# Assignment
Among the entries below, how many lines contain the string "JSON"? Only the number is wanted.

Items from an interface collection

○ ○ ○ ○ ○

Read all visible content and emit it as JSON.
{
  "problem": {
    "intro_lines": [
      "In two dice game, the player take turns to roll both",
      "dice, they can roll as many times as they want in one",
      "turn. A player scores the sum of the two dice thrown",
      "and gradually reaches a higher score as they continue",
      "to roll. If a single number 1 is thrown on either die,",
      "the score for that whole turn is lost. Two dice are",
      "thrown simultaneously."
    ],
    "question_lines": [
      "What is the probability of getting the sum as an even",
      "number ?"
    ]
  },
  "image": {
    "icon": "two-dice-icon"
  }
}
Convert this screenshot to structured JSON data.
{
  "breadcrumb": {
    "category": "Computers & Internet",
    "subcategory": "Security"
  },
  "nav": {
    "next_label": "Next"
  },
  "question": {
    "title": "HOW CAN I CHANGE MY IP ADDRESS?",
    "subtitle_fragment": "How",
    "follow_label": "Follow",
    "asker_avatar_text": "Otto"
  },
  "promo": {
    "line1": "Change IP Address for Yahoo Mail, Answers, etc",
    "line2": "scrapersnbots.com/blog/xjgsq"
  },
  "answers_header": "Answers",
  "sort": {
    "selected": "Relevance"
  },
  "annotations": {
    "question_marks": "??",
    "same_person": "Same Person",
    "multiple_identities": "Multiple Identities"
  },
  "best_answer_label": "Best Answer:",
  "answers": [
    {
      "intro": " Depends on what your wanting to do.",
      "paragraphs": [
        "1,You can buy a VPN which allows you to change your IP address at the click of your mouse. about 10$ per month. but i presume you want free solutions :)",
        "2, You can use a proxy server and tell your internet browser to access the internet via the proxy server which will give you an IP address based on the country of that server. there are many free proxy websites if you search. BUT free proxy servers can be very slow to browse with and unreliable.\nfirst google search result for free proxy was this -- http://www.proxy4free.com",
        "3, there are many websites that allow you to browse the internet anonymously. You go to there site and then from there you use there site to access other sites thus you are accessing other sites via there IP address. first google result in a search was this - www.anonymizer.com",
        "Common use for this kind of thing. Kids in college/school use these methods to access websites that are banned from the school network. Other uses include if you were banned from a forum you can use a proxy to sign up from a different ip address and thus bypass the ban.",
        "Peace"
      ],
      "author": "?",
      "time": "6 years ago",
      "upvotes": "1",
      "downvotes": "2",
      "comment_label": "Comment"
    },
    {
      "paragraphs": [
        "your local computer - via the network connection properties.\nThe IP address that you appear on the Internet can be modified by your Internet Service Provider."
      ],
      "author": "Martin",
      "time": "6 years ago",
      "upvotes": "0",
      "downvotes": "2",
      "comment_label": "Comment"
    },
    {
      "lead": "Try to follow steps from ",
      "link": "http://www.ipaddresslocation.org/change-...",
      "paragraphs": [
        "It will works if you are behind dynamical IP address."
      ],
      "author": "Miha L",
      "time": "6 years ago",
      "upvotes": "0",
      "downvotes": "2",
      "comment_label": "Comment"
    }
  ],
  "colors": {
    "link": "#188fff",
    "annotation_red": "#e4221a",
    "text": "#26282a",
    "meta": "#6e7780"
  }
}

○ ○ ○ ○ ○

# Response for this exercise
2